App and web page records
+++++
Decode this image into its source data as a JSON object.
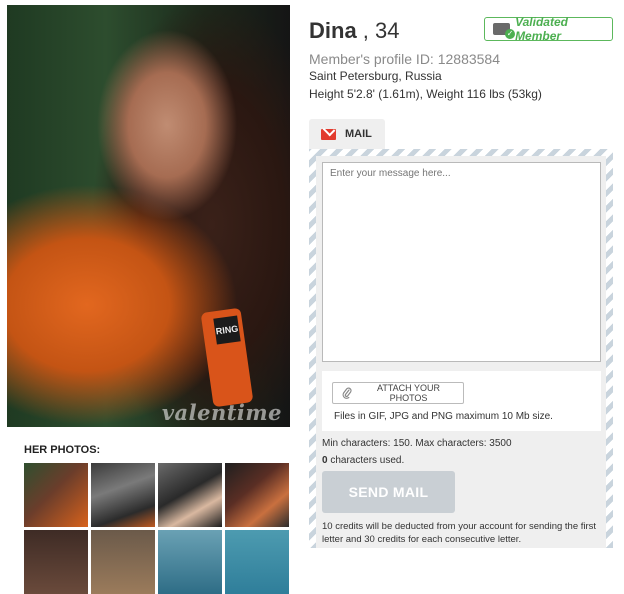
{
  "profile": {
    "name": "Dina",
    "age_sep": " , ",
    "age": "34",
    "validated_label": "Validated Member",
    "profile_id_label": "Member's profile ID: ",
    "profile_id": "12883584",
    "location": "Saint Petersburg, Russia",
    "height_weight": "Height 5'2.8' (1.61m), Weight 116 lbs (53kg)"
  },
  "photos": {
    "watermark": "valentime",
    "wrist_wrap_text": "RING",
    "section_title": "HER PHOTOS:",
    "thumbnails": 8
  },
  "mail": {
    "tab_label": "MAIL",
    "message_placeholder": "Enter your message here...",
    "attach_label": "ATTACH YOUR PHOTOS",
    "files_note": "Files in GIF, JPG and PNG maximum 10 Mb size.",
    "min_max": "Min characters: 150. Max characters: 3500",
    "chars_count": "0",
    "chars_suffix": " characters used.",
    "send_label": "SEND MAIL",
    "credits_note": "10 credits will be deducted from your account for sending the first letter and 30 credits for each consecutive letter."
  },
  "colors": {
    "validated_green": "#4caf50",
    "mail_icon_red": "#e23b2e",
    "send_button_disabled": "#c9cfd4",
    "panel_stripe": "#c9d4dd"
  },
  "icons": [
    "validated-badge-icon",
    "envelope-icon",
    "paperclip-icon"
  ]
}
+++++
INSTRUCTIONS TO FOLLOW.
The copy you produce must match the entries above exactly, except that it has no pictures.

WRITTEN ANSWER.
Decode this image into its source data as a JSON object.
{
  "profile": {
    "name": "Dina",
    "age_sep": " , ",
    "age": "34",
    "validated_label": "Validated Member",
    "profile_id_label": "Member's profile ID: ",
    "profile_id": "12883584",
    "location": "Saint Petersburg, Russia",
    "height_weight": "Height 5'2.8' (1.61m), Weight 116 lbs (53kg)"
  },
  "photos": {
    "watermark": "valentime",
    "wrist_wrap_text": "RING",
    "section_title": "HER PHOTOS:",
    "thumbnails": 8
  },
  "mail": {
    "tab_label": "MAIL",
    "message_placeholder": "Enter your message here...",
    "attach_label": "ATTACH YOUR PHOTOS",
    "files_note": "Files in GIF, JPG and PNG maximum 10 Mb size.",
    "min_max": "Min characters: 150. Max characters: 3500",
    "chars_count": "0",
    "chars_suffix": " characters used.",
    "send_label": "SEND MAIL",
    "credits_note": "10 credits will be deducted from your account for sending the first letter and 30 credits for each consecutive letter."
  },
  "colors": {
    "validated_green": "#4caf50",
    "mail_icon_red": "#e23b2e",
    "send_button_disabled": "#c9cfd4",
    "panel_stripe": "#c9d4dd"
  },
  "icons": [
    "validated-badge-icon",
    "envelope-icon",
    "paperclip-icon"
  ]
}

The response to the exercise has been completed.